Sources for finding collaborative partners can be both formal and informal. There are several places that one could go to find out who is doing what research, and in the process, identify possible partners for collaboration.
At the institutional level, there is the Research Expertise at UT Arlington page. You can search by various profiles, including expertise, or the UTA Faculty Profiles.
In some databases you can also see who the most prolific authors on various topics are.
- Researcher ID, a module in Web of Science, is a database of researchers from around the world who have published in the journals indexed in its database.
- Pivot - (subscription needed) - From Community of Scholars
- ISI Highly Cited - Search this database to identify the researchers who are the most highly cited within each category for the period 1981-2008. (free database; last updated February 11, 2009)
There are also free sources that one can use to find collaborators in one's field. Some of these are social networking sites for scholars, or blogs written by researchers/scholars.
- Google Scholar - "...helps you find relevant work across the world of scholarly research."
- LinkedIn - "...world’s largest professional network on the Internet with more than 150 million members in over 200 countries and territories."
- Mendeley - "...a free reference manager and academic social network that can help you organize your research, collaborate with others online, and discover the latest research." -- from the Mendeley website
- academia.edu - "...a platform for academics to share research papers.

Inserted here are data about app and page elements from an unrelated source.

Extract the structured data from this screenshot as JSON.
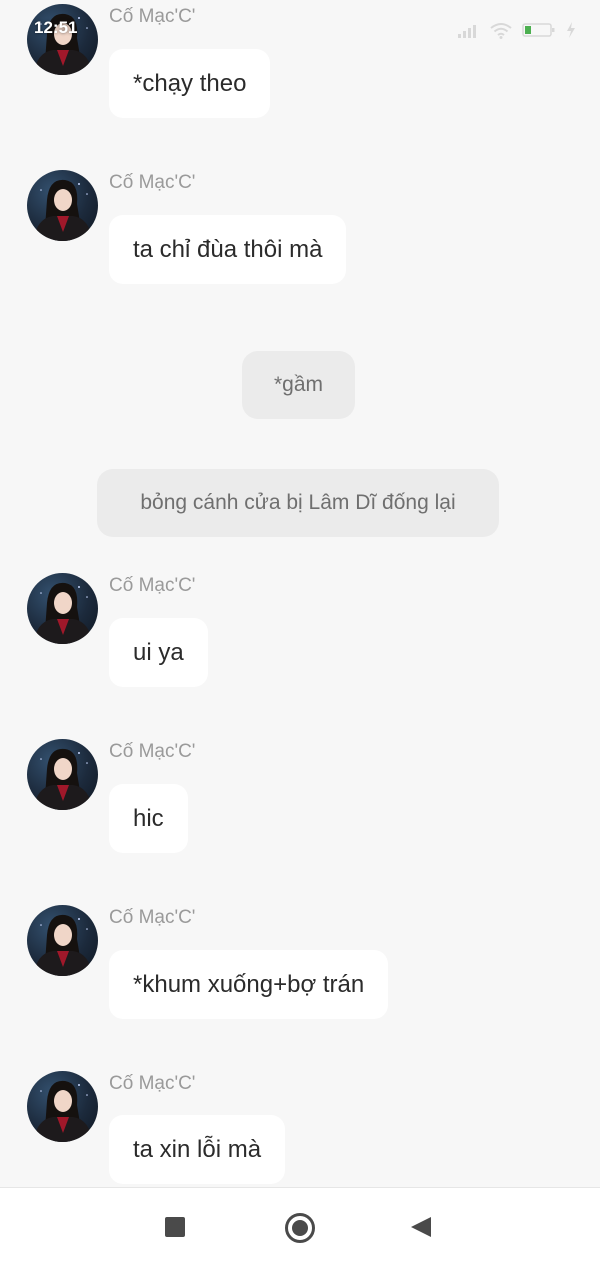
{
  "status_bar": {
    "time": "12:51",
    "icons": [
      "signal-icon",
      "wifi-icon",
      "battery-icon",
      "charging-icon"
    ],
    "battery_color": "#4caf50"
  },
  "messages": [
    {
      "type": "character",
      "sender": "Cố Mạc'C'",
      "text": "*chạy theo"
    },
    {
      "type": "character",
      "sender": "Cố Mạc'C'",
      "text": "ta chỉ đùa thôi mà"
    },
    {
      "type": "narration",
      "text": "*gầm"
    },
    {
      "type": "narration",
      "text": "bỏng cánh cửa bị Lâm Dĩ đống lại"
    },
    {
      "type": "character",
      "sender": "Cố Mạc'C'",
      "text": "ui ya"
    },
    {
      "type": "character",
      "sender": "Cố Mạc'C'",
      "text": "hic"
    },
    {
      "type": "character",
      "sender": "Cố Mạc'C'",
      "text": "*khum xuống+bợ trán"
    },
    {
      "type": "character",
      "sender": "Cố Mạc'C'",
      "text": "ta xin lỗi mà"
    }
  ],
  "nav_bar": {
    "buttons": [
      "recent-apps-button",
      "home-button",
      "back-button"
    ]
  }
}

The company's mission is to accelerate the world's research." -- from Academia.edu website
- Blogs - scholars are using academic blogs to connect with colleagues around the world, and to share their expertise.